SAN FRANCISCO – “Which one deserves to die?” – the controversial message featuring ten smiling Asian American physicians, beauty queens, basketball players, family members, and office workers has generated coast-to-coast buzz and headlines for the Hep B free movement.
Prominent nationwide print, television, and radio news organizations have featured the provocative ad campaign which brings the issue of death, caused by liver cancer, to the forefront, including the New York Times, San Francisco Chronicle, National Public Radio, and PBS News Hour to and local and ethnic Bay Area media.
Sunny Teo, Executive Creative Director of DAE Advertising and the brainchild behind the campaign, says it was vital to have such a shocking message to alert the public that 1 in 10 Asian and Pacific Islanders is chronically infected with hepatitis B compared to 1 in 1,000 for non-Asians.
The campaign appeared in local ethnic and mainstream newspapers, billboards, and bus transit boards in May 2010 in honor of 15th Anniversary of National Hepatitis Awareness Month and Asian Pacific Heritage Month. The campaign addressed the biggest reason for the Hep B epidemic: general lack of awareness about the disease especially among the Asian community who considers discussing illness and death a taboo.
“We felt in order to have impact, our communication needed to directly address the issue of death with a sense of urgency that involved families and social circles,” says Teo, whose company offered their serivces pro bono to the SF Hep B Free Campaign. “Anything softer would have resulted in an ad campaign with messages that nobody paid attention to or cared about.”
The intended provocative nature of the campaign even caused concern among some of the volunteer community models in the photo shoots.

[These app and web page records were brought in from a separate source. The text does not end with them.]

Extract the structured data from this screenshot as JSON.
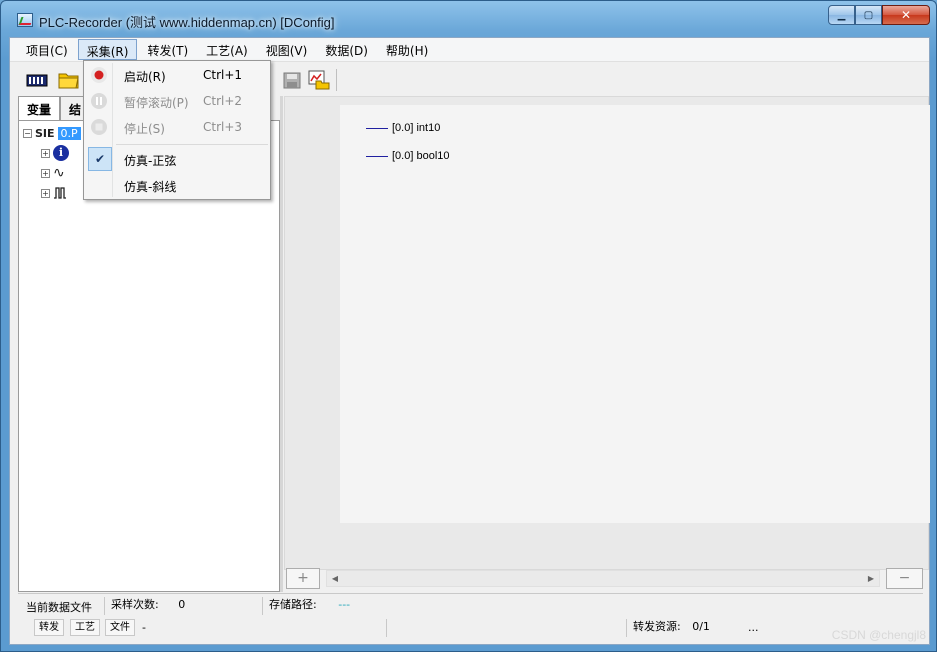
{
  "window": {
    "title": "PLC-Recorder (测试 www.hiddenmap.cn) [DConfig]",
    "min_glyph": "▁",
    "max_glyph": "▢",
    "close_glyph": "✕"
  },
  "menu": [
    "项目(C)",
    "采集(R)",
    "转发(T)",
    "工艺(A)",
    "视图(V)",
    "数据(D)",
    "帮助(H)"
  ],
  "tabs": [
    "变量",
    "结"
  ],
  "tree": {
    "root_label": "SIE",
    "selected_label": "0.P",
    "root_expander": "−",
    "child_expander": "+"
  },
  "legend": [
    {
      "label": "[0.0] int10",
      "color": "#2020a0"
    },
    {
      "label": "[0.0] bool10",
      "color": "#2020a0"
    }
  ],
  "dropdown": {
    "items": [
      {
        "label": "启动(R)",
        "shortcut": "Ctrl+1",
        "icon": "record-icon",
        "enabled": true
      },
      {
        "label": "暂停滚动(P)",
        "shortcut": "Ctrl+2",
        "icon": "pause-icon",
        "enabled": false
      },
      {
        "label": "停止(S)",
        "shortcut": "Ctrl+3",
        "icon": "stop-icon",
        "enabled": false
      },
      {
        "label": "仿真-正弦",
        "shortcut": "",
        "icon": "check-icon",
        "checked": true
      },
      {
        "label": "仿真-斜线",
        "shortcut": "",
        "icon": "",
        "enabled": true
      }
    ],
    "check_glyph": "✔"
  },
  "scroll": {
    "plus": "+",
    "minus": "−",
    "left_arrow": "◀",
    "right_arrow": "▶"
  },
  "status1": {
    "current_file_label": "当前数据文件",
    "sample_count_label": "采样次数:",
    "sample_count_value": "0",
    "storage_path_label": "存储路径:",
    "storage_path_value": "---"
  },
  "status2": {
    "btn_forward": "转发",
    "btn_process": "工艺",
    "btn_file": "文件",
    "file_value": "-",
    "forward_res_label": "转发资源:",
    "forward_res_value": "0/1",
    "ellipsis": "..."
  },
  "watermark": "CSDN @chengjl8",
  "colors": {
    "accent": "#3399ff",
    "record": "#d42020",
    "plot_bg": "#f4f4f4"
  }
}
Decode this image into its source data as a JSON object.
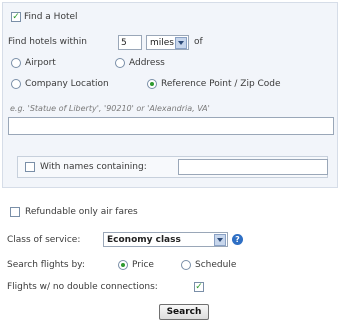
{
  "hotel": {
    "find_hotel_label": "Find a Hotel",
    "find_hotel_checked": true,
    "find_within_label": "Find hotels within",
    "distance_value": "5",
    "distance_unit": "miles",
    "of_label": "of",
    "location_options": [
      {
        "label": "Airport",
        "selected": false
      },
      {
        "label": "Address",
        "selected": false
      },
      {
        "label": "Company Location",
        "selected": false
      },
      {
        "label": "Reference Point / Zip Code",
        "selected": true
      }
    ],
    "reference_hint": "e.g. 'Statue of Liberty', '90210' or 'Alexandria, VA'",
    "reference_value": "",
    "names_label": "With names containing:",
    "names_checked": false,
    "names_value": ""
  },
  "flights": {
    "refundable_label": "Refundable only air fares",
    "refundable_checked": false,
    "class_label": "Class of service:",
    "class_value": "Economy class",
    "search_by_label": "Search flights by:",
    "search_by_options": [
      {
        "label": "Price",
        "selected": true
      },
      {
        "label": "Schedule",
        "selected": false
      }
    ],
    "no_double_label": "Flights w/ no double connections:",
    "no_double_checked": true
  },
  "search_button": "Search",
  "colors": {
    "accent_green": "#2f9a2f",
    "panel_bg": "#f2f5fa",
    "help_blue": "#2e6fc4"
  }
}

“For months, there were concerns and debates, internally at the agency and within the Sf Hep B Free steering committee, about repercussions. There were fears of negative reactions [from the community] up to the eve of the launch,” recalls Teo. “But we believe the true message behind this came through—that everyone deserves to live, no one deserves to die.”
Teo believes the reasons the ad campaign has successfully resonated with the public is because of a combination of factors – the hard to ignore 1 in 10 statistics, the possibility of deatlh – one of life’s most fundamental subjects, and the participatory approach of the ads.
Grace Niwa, principal of Niwa Public Relations, suggests the ad campaign was such a hit because the models were “real people” from the Bay Area’s Asian American community.
“This brought the message close to home, since you could relate to the photo of someone that resembles a friend or family member,” says Niwa. “This also reminds the general public that anyone can be affected by Hep B and we should all work together to end Hep B and liver cancer.”
Niwa has been with SF Hep B Free since its inception in 2007 and says it has been very exciting to see Hep B Free evolve and become a national movement for Asian Pacific America. Her remarks were underlined by Ted Fang of the AsianWeek Foundation, a co-founder and Steering Committee member for SF Hep B Free. AsianWeek Foundation’s mission is to develop and promote the Asian American community.
“This is the first major market advertising campaign to feature all Asian American models, and Hep B Free is the largest organized social campaign ever for the Asian Pacific America,” said Fang. “Those are both milestones in the evolution of our community.”
Nobel Laureate Dr. Baruch Blumberg who discovered the Hepatitis B Virus and developed the Hepatitis Vaccine will be honored by the Chinese Hospital and San Francisco’s Hepatitis B community. The honor will take place at the Hep B Free Coast to Coast dinner on September 16 at the Regency Grand Ballroom. For ticket or sponsorship information, please go to sfhepbfree.org/gala/.